Yellen returns
One very striking appointment by the incoming administration: Janet Yellen will be treasury secretary – and comes with the most remarkable experience. As a former chair and vice-chair of the Federal Reserve, she has had the longest and best possible training for the job. The New York Times reports ($) on her longstanding concerns about the national debt, while the FT reports (£) that she has recently been bullish on using the low interest rate environment to increase public investment. 

Our planet environment, natural resources, geopolitics

CO2 and C19
The pandemic has not led to a significant dent in our carbon emissions, according to the UN. While the annual output of CO2 dropped by as much as 7 per cent, this was less than the noise in the changes in emissions levels that we see from year to year. The UN’s key evidence is that the latest data from atmospheric observatories show a continuing overall rise of greenhouse gases in the atmosphere – not any sort of pause.

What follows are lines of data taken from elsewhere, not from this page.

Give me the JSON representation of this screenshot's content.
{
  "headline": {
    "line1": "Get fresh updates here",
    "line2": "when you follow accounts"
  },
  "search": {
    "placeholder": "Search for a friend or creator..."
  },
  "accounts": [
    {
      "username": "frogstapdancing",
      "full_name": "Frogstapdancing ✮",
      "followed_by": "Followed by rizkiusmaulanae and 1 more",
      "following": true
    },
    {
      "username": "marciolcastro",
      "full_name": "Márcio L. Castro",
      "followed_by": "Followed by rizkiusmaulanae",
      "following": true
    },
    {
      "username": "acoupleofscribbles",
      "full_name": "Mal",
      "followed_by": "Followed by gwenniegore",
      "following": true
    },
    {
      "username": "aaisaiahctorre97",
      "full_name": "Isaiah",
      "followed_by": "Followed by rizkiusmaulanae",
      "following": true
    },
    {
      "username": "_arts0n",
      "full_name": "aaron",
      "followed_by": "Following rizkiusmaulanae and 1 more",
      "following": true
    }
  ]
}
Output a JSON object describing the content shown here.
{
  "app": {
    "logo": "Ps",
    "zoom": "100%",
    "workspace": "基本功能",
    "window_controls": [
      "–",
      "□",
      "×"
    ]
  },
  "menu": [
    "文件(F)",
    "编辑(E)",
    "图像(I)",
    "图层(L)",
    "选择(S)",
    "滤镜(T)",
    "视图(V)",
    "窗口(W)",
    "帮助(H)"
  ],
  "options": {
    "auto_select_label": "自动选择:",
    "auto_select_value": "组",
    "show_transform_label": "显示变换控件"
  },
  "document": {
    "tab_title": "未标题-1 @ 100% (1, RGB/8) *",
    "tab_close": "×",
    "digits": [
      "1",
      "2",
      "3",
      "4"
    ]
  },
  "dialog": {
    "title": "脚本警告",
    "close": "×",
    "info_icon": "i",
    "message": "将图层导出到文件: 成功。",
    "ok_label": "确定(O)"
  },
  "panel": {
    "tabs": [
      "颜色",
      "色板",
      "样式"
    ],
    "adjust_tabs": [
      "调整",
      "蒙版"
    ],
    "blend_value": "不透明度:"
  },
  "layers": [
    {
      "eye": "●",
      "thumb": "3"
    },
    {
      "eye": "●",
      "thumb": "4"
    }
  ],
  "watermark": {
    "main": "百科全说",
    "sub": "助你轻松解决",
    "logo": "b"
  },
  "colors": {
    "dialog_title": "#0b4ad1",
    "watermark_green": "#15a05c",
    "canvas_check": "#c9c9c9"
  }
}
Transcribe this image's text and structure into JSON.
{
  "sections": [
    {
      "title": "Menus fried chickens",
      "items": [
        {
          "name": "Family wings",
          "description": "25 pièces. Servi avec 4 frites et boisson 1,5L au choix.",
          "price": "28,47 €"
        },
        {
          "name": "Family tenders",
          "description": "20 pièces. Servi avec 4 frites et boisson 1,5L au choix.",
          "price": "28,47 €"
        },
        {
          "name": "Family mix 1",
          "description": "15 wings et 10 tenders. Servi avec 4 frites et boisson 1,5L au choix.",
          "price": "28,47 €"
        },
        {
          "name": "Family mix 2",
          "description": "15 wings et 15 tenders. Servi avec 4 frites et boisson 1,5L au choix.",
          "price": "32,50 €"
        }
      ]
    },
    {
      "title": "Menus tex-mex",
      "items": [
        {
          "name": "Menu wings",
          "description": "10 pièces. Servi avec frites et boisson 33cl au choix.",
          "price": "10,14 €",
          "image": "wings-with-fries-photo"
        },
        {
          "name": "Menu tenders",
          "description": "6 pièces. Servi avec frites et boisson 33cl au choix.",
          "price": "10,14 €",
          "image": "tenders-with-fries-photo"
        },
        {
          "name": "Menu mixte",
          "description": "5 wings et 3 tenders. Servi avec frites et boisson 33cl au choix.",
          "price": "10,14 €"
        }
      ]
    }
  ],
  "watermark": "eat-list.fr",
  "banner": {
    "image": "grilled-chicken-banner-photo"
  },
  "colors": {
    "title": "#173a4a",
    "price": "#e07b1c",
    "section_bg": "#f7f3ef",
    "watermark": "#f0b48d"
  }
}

I want to be sceptical about this, largely because of my motivated reasoning: it would be so depressing if we cancelled as many flights and shipping journeys as we have this year and got no decent climate crisis benefit from it.

New things technology, science, engineering

British telecoms companies caught using 5G gear from Huawei, the giant Chinese supplier, face fines of £100,000 per day, under new legislation being drafted in the UK. The plan is to ban new installation of their kit by 2024, and root it out of British networks by 2027. This is all quite a volte-face from the indecision about Huawei that marked the UK’s approach to the company – but it reflects three concerns: that Huawei could be required to co-operate with the Chinese security services, that enabling a stronger Huawei is playing into China’s strategic ambitions and that Britain is a bit too entangled with an increasingly authoritarian regime in Beijing. 

Stay safe, wash your hands.

Chris Cook